Authors on twitter have a sort of unspoken community. When you can, reply to other authors’ tweets or retweet something they say if it’s interesting. What goes around comes around, and you’ll be building up a relationship with that other author. Twitter sort of revolves around this pay it forward system, where if you give out retweets and favorites you’ll likely get a return from them or someone else in spades.

7. Promocave.
This is a newer website and Twitter community that is anything but unspoken. If you’re an author, definitely look them up on Twitter, follow them, and then sign up on their website and promote your books. Promocave’s purpose is to help authors network with each other. When I post something and add #Promocave to the end of it, I’ll often get around 50 retweets, allowing my post to be seen by thousands of people. The more people that get involved with this, the more effective it will be for everyone!

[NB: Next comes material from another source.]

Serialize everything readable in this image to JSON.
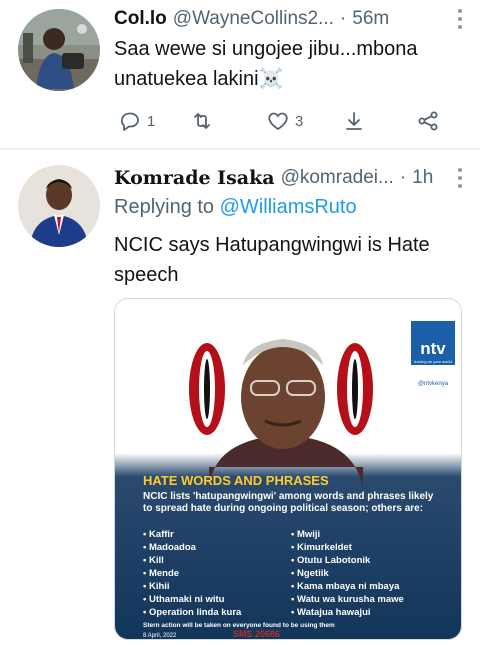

8. And another thing: Hashtags ###
A post without a Hashtag will likely only be seen by a select few who stumble across it. I often use #Amwriting, #Amreading, #Promocave, or something more specific to my post. Try to leave room at the end for a Hashtag and you’ll end up seeing random people follow you. Going back to Crowdfire, you might want to be selective about the ‘fans’ section (which is people who follow you that you don’t follow). You’ll get some bots and some crazies that aren’t worth following. However, if you see another author or an actual person who seems like they might like your work, I would definitely follow them back, if only to prevent them from unfollowing you. Most readers would love it if an author they dig follows them on Twitter. They might even tell their friends.

Do you have any more suggestions for being successful on Twitter? Sound off in the comments below if you have something to add or have a question about Twitter or other social media sites.